▸ **Work to be completed**
Go through the entries below and count the lines where "running" occurs. Give nothing but that number.

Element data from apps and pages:
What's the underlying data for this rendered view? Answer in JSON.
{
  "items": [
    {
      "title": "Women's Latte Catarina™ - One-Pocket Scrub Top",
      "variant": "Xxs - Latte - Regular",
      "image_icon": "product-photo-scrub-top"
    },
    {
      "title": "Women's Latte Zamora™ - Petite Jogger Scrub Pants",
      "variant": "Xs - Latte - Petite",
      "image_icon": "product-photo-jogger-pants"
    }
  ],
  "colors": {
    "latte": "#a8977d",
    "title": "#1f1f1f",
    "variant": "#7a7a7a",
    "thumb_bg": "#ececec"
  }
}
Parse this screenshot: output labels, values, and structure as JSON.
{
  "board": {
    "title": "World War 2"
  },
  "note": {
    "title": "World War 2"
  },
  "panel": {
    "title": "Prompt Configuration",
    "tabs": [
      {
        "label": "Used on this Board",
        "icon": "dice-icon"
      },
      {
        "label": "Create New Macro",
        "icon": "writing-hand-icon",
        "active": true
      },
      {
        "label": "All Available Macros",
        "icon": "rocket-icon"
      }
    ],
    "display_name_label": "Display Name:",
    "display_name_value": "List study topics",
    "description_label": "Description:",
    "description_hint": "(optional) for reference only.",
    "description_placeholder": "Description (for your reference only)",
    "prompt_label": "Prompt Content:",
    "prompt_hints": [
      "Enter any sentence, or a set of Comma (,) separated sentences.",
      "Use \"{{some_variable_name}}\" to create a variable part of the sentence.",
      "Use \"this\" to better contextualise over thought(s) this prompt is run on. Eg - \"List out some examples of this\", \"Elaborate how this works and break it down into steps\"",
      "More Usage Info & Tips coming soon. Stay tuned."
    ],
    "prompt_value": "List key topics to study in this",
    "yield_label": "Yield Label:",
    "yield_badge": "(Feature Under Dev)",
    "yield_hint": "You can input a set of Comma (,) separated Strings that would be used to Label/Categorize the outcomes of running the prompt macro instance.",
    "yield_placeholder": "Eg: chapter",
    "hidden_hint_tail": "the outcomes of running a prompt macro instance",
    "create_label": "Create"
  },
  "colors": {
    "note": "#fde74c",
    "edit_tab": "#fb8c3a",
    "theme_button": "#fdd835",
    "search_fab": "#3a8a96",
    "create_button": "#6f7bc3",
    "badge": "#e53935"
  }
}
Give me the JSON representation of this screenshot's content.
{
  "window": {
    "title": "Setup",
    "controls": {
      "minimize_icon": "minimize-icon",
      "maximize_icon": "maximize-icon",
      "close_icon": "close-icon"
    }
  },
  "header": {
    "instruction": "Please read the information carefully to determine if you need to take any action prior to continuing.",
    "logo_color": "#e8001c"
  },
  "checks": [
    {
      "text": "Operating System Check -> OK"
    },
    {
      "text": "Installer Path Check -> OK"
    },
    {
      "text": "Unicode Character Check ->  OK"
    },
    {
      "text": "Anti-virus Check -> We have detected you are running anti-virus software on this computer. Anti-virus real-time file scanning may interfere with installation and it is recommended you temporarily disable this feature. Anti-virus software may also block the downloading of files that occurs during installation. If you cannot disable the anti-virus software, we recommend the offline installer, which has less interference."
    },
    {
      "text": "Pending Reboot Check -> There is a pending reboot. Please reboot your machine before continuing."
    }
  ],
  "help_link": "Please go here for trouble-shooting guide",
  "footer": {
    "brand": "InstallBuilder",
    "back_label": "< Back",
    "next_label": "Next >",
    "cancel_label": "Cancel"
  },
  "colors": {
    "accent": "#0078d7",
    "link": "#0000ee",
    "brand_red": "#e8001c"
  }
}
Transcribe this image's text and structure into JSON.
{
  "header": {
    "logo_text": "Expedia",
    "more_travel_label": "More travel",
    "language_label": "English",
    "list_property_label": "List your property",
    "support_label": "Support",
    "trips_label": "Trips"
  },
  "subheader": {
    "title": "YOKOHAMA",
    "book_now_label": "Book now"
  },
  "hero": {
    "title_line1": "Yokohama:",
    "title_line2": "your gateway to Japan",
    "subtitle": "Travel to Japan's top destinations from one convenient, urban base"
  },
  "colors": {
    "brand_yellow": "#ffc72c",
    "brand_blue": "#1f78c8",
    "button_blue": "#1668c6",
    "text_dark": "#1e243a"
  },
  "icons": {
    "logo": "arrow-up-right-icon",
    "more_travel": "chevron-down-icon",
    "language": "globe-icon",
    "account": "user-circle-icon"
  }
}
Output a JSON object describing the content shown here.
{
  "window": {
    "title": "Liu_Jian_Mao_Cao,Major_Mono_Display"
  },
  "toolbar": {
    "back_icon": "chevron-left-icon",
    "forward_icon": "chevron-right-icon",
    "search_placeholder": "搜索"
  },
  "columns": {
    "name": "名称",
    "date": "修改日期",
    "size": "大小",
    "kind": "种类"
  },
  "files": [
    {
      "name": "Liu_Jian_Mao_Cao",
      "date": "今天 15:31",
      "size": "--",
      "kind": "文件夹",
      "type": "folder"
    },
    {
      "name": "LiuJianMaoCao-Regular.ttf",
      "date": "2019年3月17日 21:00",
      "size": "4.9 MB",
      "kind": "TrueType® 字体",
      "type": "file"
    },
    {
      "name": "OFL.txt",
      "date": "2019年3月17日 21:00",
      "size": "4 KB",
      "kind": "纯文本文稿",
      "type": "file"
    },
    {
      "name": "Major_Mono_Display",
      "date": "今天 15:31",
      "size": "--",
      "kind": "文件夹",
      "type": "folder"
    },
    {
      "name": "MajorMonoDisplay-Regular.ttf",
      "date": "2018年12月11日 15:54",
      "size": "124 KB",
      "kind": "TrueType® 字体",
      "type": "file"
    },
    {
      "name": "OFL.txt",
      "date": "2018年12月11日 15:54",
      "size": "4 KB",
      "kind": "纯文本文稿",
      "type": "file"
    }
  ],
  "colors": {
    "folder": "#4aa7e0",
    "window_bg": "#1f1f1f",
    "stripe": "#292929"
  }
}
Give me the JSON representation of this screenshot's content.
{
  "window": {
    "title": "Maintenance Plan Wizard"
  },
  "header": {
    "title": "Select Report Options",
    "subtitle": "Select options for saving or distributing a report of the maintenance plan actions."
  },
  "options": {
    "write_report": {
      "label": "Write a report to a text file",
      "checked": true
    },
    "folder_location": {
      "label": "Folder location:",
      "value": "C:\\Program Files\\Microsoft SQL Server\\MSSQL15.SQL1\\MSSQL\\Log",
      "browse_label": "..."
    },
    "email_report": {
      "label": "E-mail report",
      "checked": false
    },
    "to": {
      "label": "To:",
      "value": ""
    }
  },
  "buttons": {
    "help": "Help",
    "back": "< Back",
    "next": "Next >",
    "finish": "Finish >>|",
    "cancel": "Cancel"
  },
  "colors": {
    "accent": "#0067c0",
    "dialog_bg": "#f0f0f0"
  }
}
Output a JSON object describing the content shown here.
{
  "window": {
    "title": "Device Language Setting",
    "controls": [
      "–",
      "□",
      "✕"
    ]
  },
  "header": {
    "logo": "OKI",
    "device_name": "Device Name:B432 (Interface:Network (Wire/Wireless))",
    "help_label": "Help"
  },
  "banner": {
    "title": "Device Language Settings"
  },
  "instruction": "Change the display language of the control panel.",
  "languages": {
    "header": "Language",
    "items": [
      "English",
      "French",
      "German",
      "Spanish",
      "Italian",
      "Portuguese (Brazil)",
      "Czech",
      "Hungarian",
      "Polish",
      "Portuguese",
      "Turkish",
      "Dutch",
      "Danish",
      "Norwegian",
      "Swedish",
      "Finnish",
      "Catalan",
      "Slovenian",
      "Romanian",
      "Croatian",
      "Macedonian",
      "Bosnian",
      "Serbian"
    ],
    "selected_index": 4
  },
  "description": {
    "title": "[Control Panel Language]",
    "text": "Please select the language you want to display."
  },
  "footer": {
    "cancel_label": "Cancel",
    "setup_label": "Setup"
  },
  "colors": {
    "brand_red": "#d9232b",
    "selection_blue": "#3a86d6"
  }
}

▸ **Written answer**
3